The third is that the food system cannot “take a break” and reform itself. People will need to eat today and tomorrow, and – as described above – the food system does not have the financial resources to pause itself. Repairs to the airplane will have to occur while it is in the air. The brief spike in Covid-19 related empty shelves across Europe, mainly due to logistics issues and closed borders rather than a lack of production, shows what even brief disruptions to a fragile system can do. Should the pace of climate change and the lack of systemic global action make such disruptions systemic, it is difficult to envision how much change the system will be able to absorb while fulfilling its basic, uninterruptable, mission of keeping people fed.

Despite these obstacles; reforming existing businesses, the lack of financial resources and investment, and the need to make changes without halting – there are encouraging signs that demonstrate how food chain businesses can reform, how new ones can be created.

If we are to be serious about combatting climate change, then markets for carbon sequestration – whether in the soil or through forestry – should arise to fill this need.

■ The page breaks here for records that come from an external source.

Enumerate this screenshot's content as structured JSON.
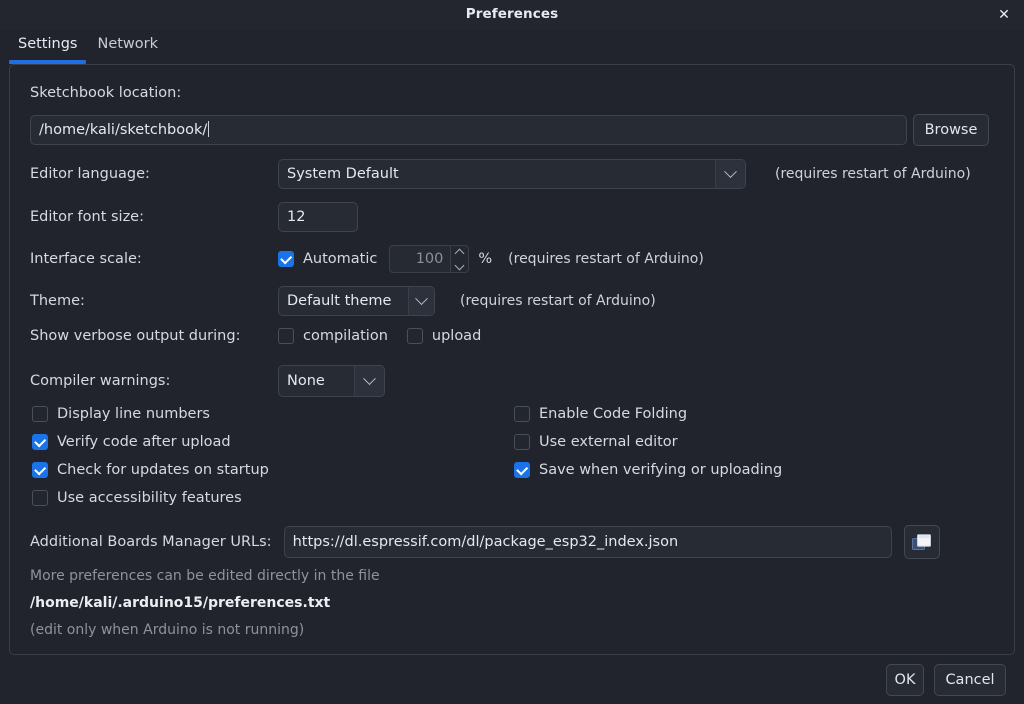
{
  "window": {
    "title": "Preferences",
    "close_icon": "close-icon"
  },
  "tabs": [
    {
      "label": "Settings",
      "active": true
    },
    {
      "label": "Network",
      "active": false
    }
  ],
  "settings": {
    "sketchbook": {
      "label": "Sketchbook location:",
      "value": "/home/kali/sketchbook/",
      "browse_label": "Browse"
    },
    "editor_language": {
      "label": "Editor language:",
      "value": "System Default",
      "note": "(requires restart of Arduino)"
    },
    "editor_font_size": {
      "label": "Editor font size:",
      "value": "12"
    },
    "interface_scale": {
      "label": "Interface scale:",
      "automatic_label": "Automatic",
      "automatic_checked": true,
      "value": "100",
      "percent_symbol": "%",
      "note": "(requires restart of Arduino)"
    },
    "theme": {
      "label": "Theme:",
      "value": "Default theme",
      "note": "(requires restart of Arduino)"
    },
    "verbose": {
      "label": "Show verbose output during:",
      "options": [
        {
          "label": "compilation",
          "checked": false
        },
        {
          "label": "upload",
          "checked": false
        }
      ]
    },
    "compiler_warnings": {
      "label": "Compiler warnings:",
      "value": "None"
    },
    "checkboxes_left": [
      {
        "label": "Display line numbers",
        "checked": false
      },
      {
        "label": "Verify code after upload",
        "checked": true
      },
      {
        "label": "Check for updates on startup",
        "checked": true
      },
      {
        "label": "Use accessibility features",
        "checked": false
      }
    ],
    "checkboxes_right": [
      {
        "label": "Enable Code Folding",
        "checked": false
      },
      {
        "label": "Use external editor",
        "checked": false
      },
      {
        "label": "Save when verifying or uploading",
        "checked": true
      }
    ],
    "boards_urls": {
      "label": "Additional Boards Manager URLs:",
      "value": "https://dl.espressif.com/dl/package_esp32_index.json",
      "expand_icon": "window-stack-icon"
    },
    "footer": {
      "line1": "More preferences can be edited directly in the file",
      "line2": "/home/kali/.arduino15/preferences.txt",
      "line3": "(edit only when Arduino is not running)"
    }
  },
  "actions": {
    "ok_label": "OK",
    "cancel_label": "Cancel"
  },
  "colors": {
    "background": "#21242c",
    "accent": "#1f6fe0",
    "checkbox_on": "#1a73e8",
    "field_bg": "#272b34",
    "border": "#3e434f"
  }
}
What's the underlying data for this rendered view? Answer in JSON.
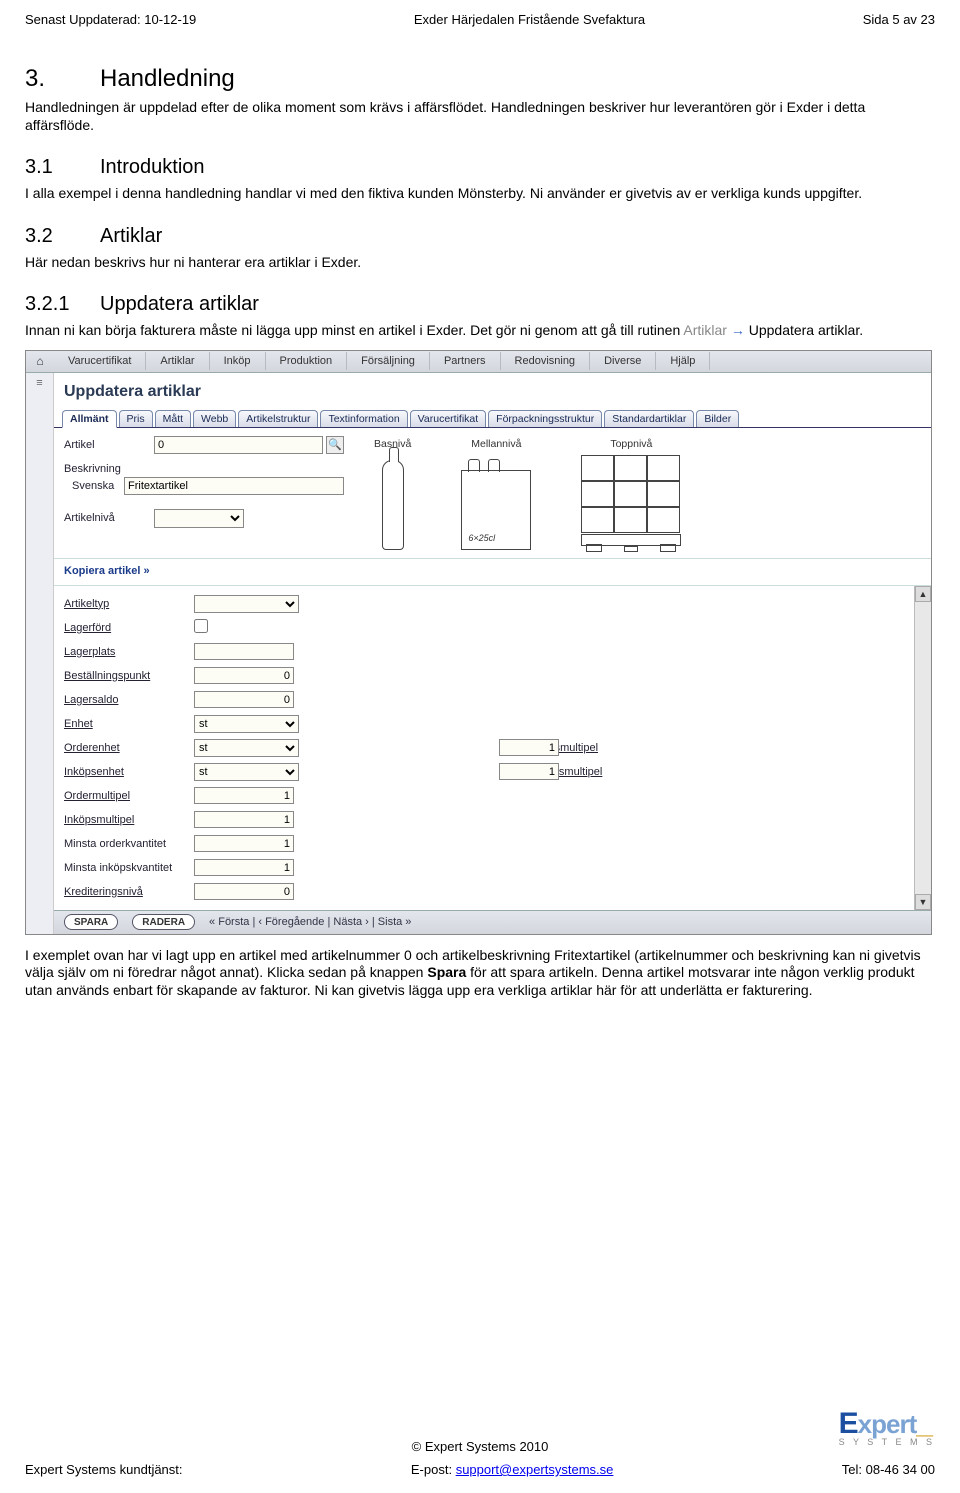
{
  "header": {
    "left": "Senast Uppdaterad: 10-12-19",
    "center": "Exder Härjedalen Fristående Svefaktura",
    "right": "Sida 5 av 23"
  },
  "h1": {
    "num": "3.",
    "title": "Handledning"
  },
  "p1": "Handledningen är uppdelad efter de olika moment som krävs i affärsflödet. Handledningen beskriver hur leverantören gör i Exder i detta affärsflöde.",
  "h2a": {
    "num": "3.1",
    "title": "Introduktion"
  },
  "p2": "I alla exempel i denna handledning handlar vi med den fiktiva kunden Mönsterby. Ni använder er givetvis av er verkliga kunds uppgifter.",
  "h2b": {
    "num": "3.2",
    "title": "Artiklar"
  },
  "p3": "Här nedan beskrivs hur ni hanterar era artiklar i Exder.",
  "h2c": {
    "num": "3.2.1",
    "title": "Uppdatera artiklar"
  },
  "p4a": "Innan ni kan börja fakturera måste ni lägga upp minst en artikel i Exder. Det gör ni genom att gå till rutinen ",
  "p4_gray": "Artiklar",
  "p4_arrow": " → ",
  "p4b": "Uppdatera artiklar.",
  "screenshot": {
    "menus": [
      "Varucertifikat",
      "Artiklar",
      "Inköp",
      "Produktion",
      "Försäljning",
      "Partners",
      "Redovisning",
      "Diverse",
      "Hjälp"
    ],
    "panel_title": "Uppdatera artiklar",
    "tabs": [
      "Allmänt",
      "Pris",
      "Mått",
      "Webb",
      "Artikelstruktur",
      "Textinformation",
      "Varucertifikat",
      "Förpackningsstruktur",
      "Standardartiklar",
      "Bilder"
    ],
    "form": {
      "artikel_label": "Artikel",
      "artikel_value": "0",
      "beskrivning_label": "Beskrivning",
      "svenska_label": "Svenska",
      "svenska_value": "Fritextartikel",
      "artikelniva_label": "Artikelnivå"
    },
    "niva": {
      "bas": "Basnivå",
      "mellan": "Mellannivå",
      "topp": "Toppnivå",
      "sixpack_label": "6×25cl"
    },
    "kopiera_link": "Kopiera artikel »",
    "rows": [
      {
        "type": "select",
        "label": "Artikeltyp",
        "u": true,
        "value": ""
      },
      {
        "type": "check",
        "label": "Lagerförd",
        "u": true
      },
      {
        "type": "text",
        "label": "Lagerplats",
        "u": true,
        "value": ""
      },
      {
        "type": "num",
        "label": "Beställningspunkt",
        "u": true,
        "value": "0"
      },
      {
        "type": "num",
        "label": "Lagersaldo",
        "u": true,
        "value": "0"
      },
      {
        "type": "select",
        "label": "Enhet",
        "u": true,
        "value": "st"
      },
      {
        "type": "select",
        "label": "Orderenhet",
        "u": true,
        "value": "st",
        "label2": "Orderenhetsmultipel",
        "value2": "1"
      },
      {
        "type": "select",
        "label": "Inköpsenhet",
        "u": true,
        "value": "st",
        "label2": "Inköpsenhetsmultipel",
        "value2": "1"
      },
      {
        "type": "num",
        "label": "Ordermultipel",
        "u": true,
        "value": "1"
      },
      {
        "type": "num",
        "label": "Inköpsmultipel",
        "u": true,
        "value": "1"
      },
      {
        "type": "num",
        "label": "Minsta orderkvantitet",
        "u": false,
        "value": "1"
      },
      {
        "type": "num",
        "label": "Minsta inköpskvantitet",
        "u": false,
        "value": "1"
      },
      {
        "type": "num",
        "label": "Krediteringsnivå",
        "u": true,
        "value": "0"
      }
    ],
    "bottombar": {
      "spara": "SPARA",
      "radera": "RADERA",
      "nav": "« Första  |  ‹ Föregående  |  Nästa ›  |  Sista »"
    }
  },
  "p5": "I exemplet ovan har vi lagt upp en artikel med artikelnummer 0 och artikelbeskrivning Fritextartikel (artikelnummer och beskrivning kan ni givetvis välja själv om ni föredrar något annat). Klicka sedan på knappen ",
  "p5_bold": "Spara",
  "p5b": " för att spara artikeln. Denna artikel motsvarar inte någon verklig produkt utan används enbart för skapande av fakturor. Ni kan givetvis lägga upp era verkliga artiklar här för att underlätta er fakturering.",
  "footer": {
    "copyright": "© Expert Systems 2010",
    "left": "Expert Systems kundtjänst:",
    "center_label": "E-post: ",
    "center_link": "support@expertsystems.se",
    "right": "Tel: 08-46 34 00",
    "logo_sub": "S Y S T E M S"
  }
}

We are already seeing the first signs in the world of carbon offsetting in the private market where corporations and individuals pay for tree planting and soil management. Since the advent of the covid-19 crisis we have, perhaps by force, seen an increased interest in local food and short supply chains. It is to be hoped that land managers and local food businesses can permanently capture some of this renewed interest, as well as play into increased local demand due to homeworking. However, it is probably not reasonable to maintain the existing consumer offer in the supermarket while switching to a fully local supply chain; greater efficiencies and better distribution of rewards in global markets will certainly need to feature as part of the solution.

Correctly, there is now a significant focus on the circular economy. Here too, the food system cannot just do better (food waste remains a significant problem) but reshape and rethink its business models to reduce its input recycling and use which will lower overall production costs. Establishing a secondary market for “waste” such as manure, leaves and stems, leftovers, and other byproducts of the primary production cycle could help reform the food system itself. Better care of local and international biodiversity will assist the food system as well as provide possible earning models all along the food chain – there is a widely available body of knowledge that shows the additional beneficial effects of well-functioning ecosystems; from clean water to pollinators and beetle banks.

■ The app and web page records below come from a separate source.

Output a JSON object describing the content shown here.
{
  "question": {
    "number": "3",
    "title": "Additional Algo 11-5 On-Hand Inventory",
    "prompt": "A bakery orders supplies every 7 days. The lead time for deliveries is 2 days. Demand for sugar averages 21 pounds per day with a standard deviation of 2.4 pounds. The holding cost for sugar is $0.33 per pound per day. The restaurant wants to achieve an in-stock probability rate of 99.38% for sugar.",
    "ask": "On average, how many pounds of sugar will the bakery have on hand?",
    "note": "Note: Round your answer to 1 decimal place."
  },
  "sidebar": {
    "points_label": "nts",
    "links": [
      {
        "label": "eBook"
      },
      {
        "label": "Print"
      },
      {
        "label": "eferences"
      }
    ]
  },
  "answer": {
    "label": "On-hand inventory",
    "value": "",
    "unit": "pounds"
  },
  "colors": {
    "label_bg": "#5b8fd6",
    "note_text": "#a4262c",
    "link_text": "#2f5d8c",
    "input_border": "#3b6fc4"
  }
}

However, we cannot expect such markets to develop of their own accord in the time we have set for ourselves to halt global warming. Currently, the development of such private markets is too small and haphazard if we are to keep below 1.5 degrees global warming. State influence, whether through European instruments such as the Farm to Fork Strategy and the Common Agricultural Policy, or through market-making powers like cap-and-trade or the new criteria being developed under the Sustainable Finance Agenda will be vital in creating the top-level demands that can transform the food system.

Reshaping this complex, multifaceted, and financially strained system will only be possible through significant public and private investment, but that will only take place at the scale required when we move beyond voluntary initiatives and into both regulatory demands and efficient, well-structured market rewards and public subsidies. It will also require an active and much more aware citizenry that appreciates some of the challenges discussed in order to create the political will necessary that will allow systemic change for the better to take place.

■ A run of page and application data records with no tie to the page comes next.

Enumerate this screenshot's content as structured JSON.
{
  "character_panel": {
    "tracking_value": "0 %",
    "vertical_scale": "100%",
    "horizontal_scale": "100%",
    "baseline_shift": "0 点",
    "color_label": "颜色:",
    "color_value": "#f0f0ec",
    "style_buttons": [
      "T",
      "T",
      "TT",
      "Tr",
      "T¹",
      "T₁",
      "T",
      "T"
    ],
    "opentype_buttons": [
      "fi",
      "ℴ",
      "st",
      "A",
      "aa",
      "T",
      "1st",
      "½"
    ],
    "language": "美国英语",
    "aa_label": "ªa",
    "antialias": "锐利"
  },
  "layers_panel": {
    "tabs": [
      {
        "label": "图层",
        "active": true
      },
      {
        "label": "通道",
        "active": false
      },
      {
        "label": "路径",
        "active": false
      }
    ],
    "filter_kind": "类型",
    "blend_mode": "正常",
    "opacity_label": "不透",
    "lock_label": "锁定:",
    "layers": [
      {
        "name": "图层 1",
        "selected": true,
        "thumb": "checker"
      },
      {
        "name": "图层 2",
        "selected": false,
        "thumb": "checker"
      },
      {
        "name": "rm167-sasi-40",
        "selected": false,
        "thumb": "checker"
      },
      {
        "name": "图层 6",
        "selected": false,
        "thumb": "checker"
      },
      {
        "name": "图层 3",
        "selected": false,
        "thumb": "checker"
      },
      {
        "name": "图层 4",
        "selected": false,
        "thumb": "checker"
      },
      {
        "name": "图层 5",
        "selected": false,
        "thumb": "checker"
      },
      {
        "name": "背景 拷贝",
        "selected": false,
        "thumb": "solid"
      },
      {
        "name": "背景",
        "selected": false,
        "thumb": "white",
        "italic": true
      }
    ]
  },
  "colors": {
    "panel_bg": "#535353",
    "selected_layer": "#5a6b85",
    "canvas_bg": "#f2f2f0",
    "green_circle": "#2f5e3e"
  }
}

Robert de Graeff
Senior Policy Advisor
European Landowners' Organization